In an attempt to throw the authorities off his trail, William Tasso < XXXX@XXXXX.COM > transmitted:
This approach is likely of _some_ value; it would mean that in order
for someone to obtain information from "ezvasquez's" mail account,
they would have to be able to tamper with servers in foreign
countries, and that that won't be as simple as bribing some local
person that only makes $50/month to whom an extra $20 is a lot.
However, it does not address the other side of the threat model.
If "ezvasquez," who lives in Dangeria, is sending commercial messages
containing dangerously sensitive information to other people that also
live in Dangeria but who don't care to secure their own mail, then
there's an additional unaddressable threat.
The "ezpvasquez" mail might be essentially unassailable based on the
resources available in Dangeria. But if sales (and communications)
are going to "Mr Pink" (who doesn't think crypto is important), then
the Dangerian criminal elements can bribe "Mr Pink"'s ISP to get
copies of what "ezpvasquez" sent him as well as his responses.
Based on this, I don't think there's any good news there for
"ezpvasquez." Communications can only be as secure as the measures
taken by BOTH sides, and if you can't trust the other side, you're
let name="cbbrowne" and tld="gmail.com" in name ^ "@" ^ tld;;
Rules of the Evil Overlord #45. "I will make sure I have a clear
understanding of who is responsible for what in my organization. For
example, if my general screws up I will not draw my weapon, point it

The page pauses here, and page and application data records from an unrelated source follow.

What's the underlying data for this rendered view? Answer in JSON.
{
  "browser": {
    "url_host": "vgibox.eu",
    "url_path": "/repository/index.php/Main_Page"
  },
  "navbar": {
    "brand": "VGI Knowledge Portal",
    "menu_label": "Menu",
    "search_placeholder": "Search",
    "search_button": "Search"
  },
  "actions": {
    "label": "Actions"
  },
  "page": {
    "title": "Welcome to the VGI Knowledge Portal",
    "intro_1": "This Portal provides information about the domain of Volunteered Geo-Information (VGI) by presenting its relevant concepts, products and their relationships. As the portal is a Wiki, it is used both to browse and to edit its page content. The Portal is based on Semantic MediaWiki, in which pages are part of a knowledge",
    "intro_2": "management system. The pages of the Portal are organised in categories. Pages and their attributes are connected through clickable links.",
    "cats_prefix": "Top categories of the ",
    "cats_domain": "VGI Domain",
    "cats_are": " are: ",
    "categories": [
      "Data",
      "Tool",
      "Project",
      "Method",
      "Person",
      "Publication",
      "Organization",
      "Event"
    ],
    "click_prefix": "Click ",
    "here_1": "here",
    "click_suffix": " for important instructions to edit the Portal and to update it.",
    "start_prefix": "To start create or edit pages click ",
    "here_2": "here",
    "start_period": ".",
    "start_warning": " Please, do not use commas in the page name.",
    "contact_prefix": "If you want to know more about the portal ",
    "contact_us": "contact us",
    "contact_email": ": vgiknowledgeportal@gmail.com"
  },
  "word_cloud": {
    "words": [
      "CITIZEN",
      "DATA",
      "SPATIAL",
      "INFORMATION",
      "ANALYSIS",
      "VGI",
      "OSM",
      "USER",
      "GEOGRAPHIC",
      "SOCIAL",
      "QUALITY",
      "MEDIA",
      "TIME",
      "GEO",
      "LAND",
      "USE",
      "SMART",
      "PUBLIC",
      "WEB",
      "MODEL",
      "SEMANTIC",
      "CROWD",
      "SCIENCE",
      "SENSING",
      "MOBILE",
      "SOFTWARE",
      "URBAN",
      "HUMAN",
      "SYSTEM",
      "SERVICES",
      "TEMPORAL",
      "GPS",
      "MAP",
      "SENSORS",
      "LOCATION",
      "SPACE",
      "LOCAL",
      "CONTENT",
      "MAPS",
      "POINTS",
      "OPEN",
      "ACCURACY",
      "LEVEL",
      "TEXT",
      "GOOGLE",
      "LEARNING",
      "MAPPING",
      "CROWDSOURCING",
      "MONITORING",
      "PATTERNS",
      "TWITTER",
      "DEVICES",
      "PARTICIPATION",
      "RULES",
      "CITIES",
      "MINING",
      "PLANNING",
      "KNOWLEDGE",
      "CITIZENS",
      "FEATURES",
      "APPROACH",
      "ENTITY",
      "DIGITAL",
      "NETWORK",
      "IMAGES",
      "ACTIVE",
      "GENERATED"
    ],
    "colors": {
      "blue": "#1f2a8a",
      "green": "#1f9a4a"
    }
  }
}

at him, say "And here is the price for failure," then suddenly turn
and kill some random underling." < http://www.yqcomputer.com/